Q: What are your favorite parts of your job?
A: I am privileged to witness the process of transformation.
This is something I never get used to – I love experiencing this kind of joy in my work. Each person’s shift and transformation is unique, and although many of my spiritual treatments and detachment exercises work for clutterers, I see all of my practice as successfully dissolving toxic emotional blockages and freeing up the clients’ natural life energy. This work is never boring or routine! On some basic level, my job is simply to restore the client to their natural blueprint for success.
Something interfered with that blueprint, and it’s my job to help them face it, trace it and erase it. We can celebrate with tears and laughter when the blockage is clearly removed. That’s the best part, celebrating how the client turned a defeat into a victory.
Q: What does having a "balanced life" mean to you?
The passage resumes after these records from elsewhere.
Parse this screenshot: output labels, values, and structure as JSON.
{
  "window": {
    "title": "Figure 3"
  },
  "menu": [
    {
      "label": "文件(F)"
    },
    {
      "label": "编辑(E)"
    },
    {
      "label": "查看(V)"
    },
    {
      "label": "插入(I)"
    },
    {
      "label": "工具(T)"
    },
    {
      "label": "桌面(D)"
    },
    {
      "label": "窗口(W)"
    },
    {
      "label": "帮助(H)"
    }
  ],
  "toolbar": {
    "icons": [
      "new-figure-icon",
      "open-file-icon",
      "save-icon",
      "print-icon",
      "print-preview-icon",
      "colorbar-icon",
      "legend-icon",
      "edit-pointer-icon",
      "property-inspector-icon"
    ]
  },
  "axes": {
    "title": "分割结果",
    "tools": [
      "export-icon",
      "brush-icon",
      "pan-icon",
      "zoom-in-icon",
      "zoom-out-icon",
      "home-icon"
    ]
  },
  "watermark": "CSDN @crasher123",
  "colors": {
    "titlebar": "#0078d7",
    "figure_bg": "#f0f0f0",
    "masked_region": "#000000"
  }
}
A: At a glance, I see your life as a triangle...on one side of the triangle is health and vitality, on another side is wealth and work, and on the third side is love and relationships. In a balanced life, most people are doing fairly well with at least two of the sides of this triangle, and are working on a few issues somewhere on the third side of their triangle. If someone is doing very well on all three sides they probably are not sitting in my office, unless they want to change jobs or careers and are looking to bump their life up to a better quality of living. Perfect balance can be boring after a while...sometimes we have to shake things up a bit to create more joy, love, ecstasy, cash flow, whatever!
Q: What do you like about practicing in the Chelmsford area?
A: Chelmsford is an exciting international community, with big tech industries nearby on Route 128 drawing people from all over the world, and with Lowell next door we are quite a melting pot in Massachusetts. What I do love about Chelmsford and the greater Boston/Nashua community that I serve locally is that people are generally warm, caring, excited to change and willing to work towards their dreams. With the available technology today, it is also possible to provide quality treatment via Skype and other conference call services so I see myself as an international counselor and consultant these days.
As I am known as a spiritual, joy based counselor who uses therapeutic laughter as part of my process, I also attract people who love to laugh. So we share a lot of laughter here. I like to think that I help my clients shift from grief to giggles...in a nutshell.
Finally, Chelmsford is chock full of excellent resources, such as our awesome library, senior center and local cable access television center, Chelmsford Telemedia, to name a few. As part of the empowerment process, I always seek to connect my clients with appropriate free local resources to enrich and expand their lives.